Near Nashville Tennessee just off I-65 one can see what may be the single most bizarre and unintentionally hilarious statue in the world, supposedly depicting Confederate General Nathan Bedford Forrest. Reportedly made of injection-molded fiberglass possibly covered with foil (though it looks more like colored plastic to me), it has a "silver" figure of "Forrest" riding a rearing "golden" horse while firing a revolver wildly at something unseen off his port quarter, a direction Forrest isn't looking.
It gets worse. The 25-foot-tall statue, which is on private land, was erected in 1998 by amateur sculptor Jack Kershaw, an attorney who defended the murderer of the Reverend Dr Martin Luther King Jr.
The mayor of the nearest town has asked the governor to conceal the eyesore. (See her open letter in the Nashville Tennessean.) Bill Dorris, the currently owner of the land under the statue, has vowed that if the view from the highway is blocked by trees or a wall or whatever, he'll just put it on a taller pedestal. I can imagine this escalating to the point that the horse's nose would have to be fitted with a flashing beacon for the safety of aircraft, which would make it even funnier. (By the way, according to The Washington Post, Dorris has called slavery a form of "social security" for African Americans. See also this report from WSMV television.)
But the funniest take on it is below, from Friday's Late Night with Stephen Colbert:

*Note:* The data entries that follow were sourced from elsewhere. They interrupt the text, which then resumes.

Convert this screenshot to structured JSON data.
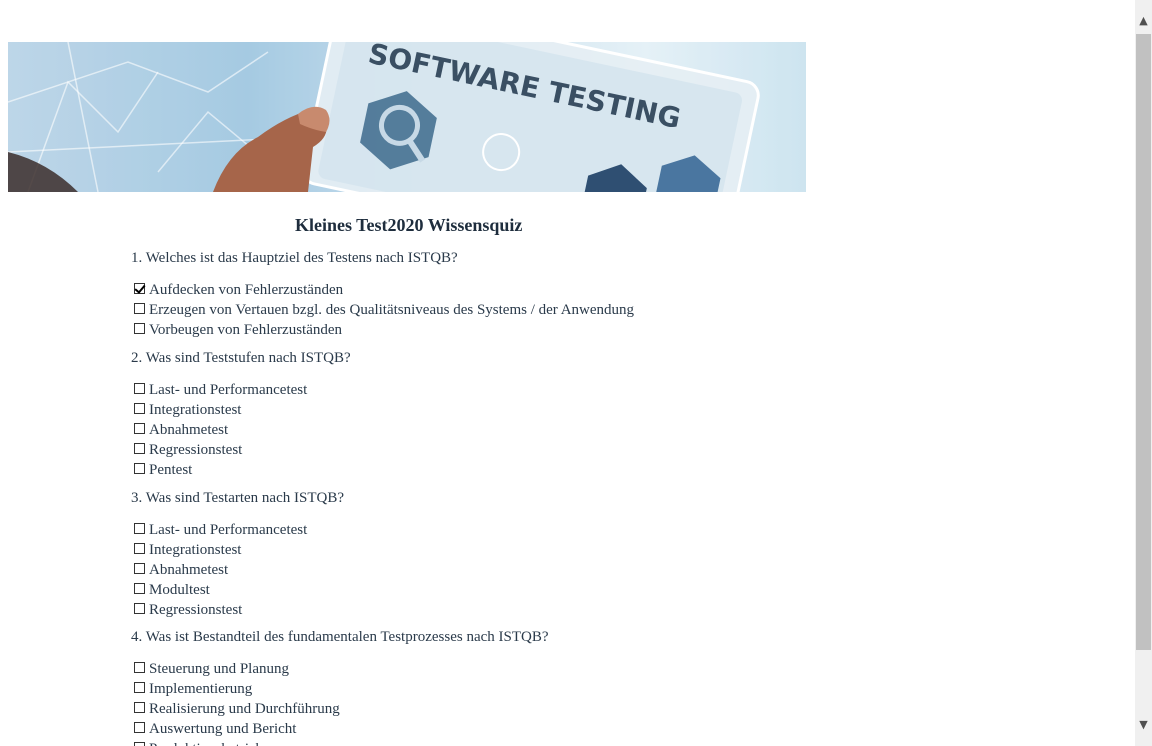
{
  "banner": {
    "text": "SOFTWARE TESTING"
  },
  "quiz": {
    "title": "Kleines Test2020 Wissensquiz",
    "questions": [
      {
        "text": "1. Welches ist das Hauptziel des Testens nach ISTQB?",
        "options": [
          {
            "label": "Aufdecken von Fehlerzuständen",
            "checked": true
          },
          {
            "label": "Erzeugen von Vertauen bzgl. des Qualitätsniveaus des Systems / der Anwendung",
            "checked": false
          },
          {
            "label": "Vorbeugen von Fehlerzuständen",
            "checked": false
          }
        ]
      },
      {
        "text": "2. Was sind Teststufen nach ISTQB?",
        "options": [
          {
            "label": "Last- und Performancetest",
            "checked": false
          },
          {
            "label": "Integrationstest",
            "checked": false
          },
          {
            "label": "Abnahmetest",
            "checked": false
          },
          {
            "label": "Regressionstest",
            "checked": false
          },
          {
            "label": "Pentest",
            "checked": false
          }
        ]
      },
      {
        "text": "3. Was sind Testarten nach ISTQB?",
        "options": [
          {
            "label": "Last- und Performancetest",
            "checked": false
          },
          {
            "label": "Integrationstest",
            "checked": false
          },
          {
            "label": "Abnahmetest",
            "checked": false
          },
          {
            "label": "Modultest",
            "checked": false
          },
          {
            "label": "Regressionstest",
            "checked": false
          }
        ]
      },
      {
        "text": "4. Was ist Bestandteil des fundamentalen Testprozesses nach ISTQB?",
        "options": [
          {
            "label": "Steuerung und Planung",
            "checked": false
          },
          {
            "label": "Implementierung",
            "checked": false
          },
          {
            "label": "Realisierung und Durchführung",
            "checked": false
          },
          {
            "label": "Auswertung und Bericht",
            "checked": false
          },
          {
            "label": "Produktionsbetrieb",
            "checked": false
          }
        ]
      }
    ]
  },
  "scrollbar": {
    "up_icon": "chevron-up-icon",
    "down_icon": "chevron-down-icon"
  }
}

In real life, General N Bedford Forrest was an untrained military genius who began the war as a private after a career that included slave trading but rapidly advanced up the ranks. Personally courageous, he showed no mercy to his opponents and was alleged to have committed at least one major war crime (but was never prosecuted for it). After the war he was a member of the Ku Klux Klan, and possibly one of its founders and leaders, though there seems to be some dispute about this. The statue doesn't capture his physical likeness, but it might be a reasonably good depiction of his mentality.by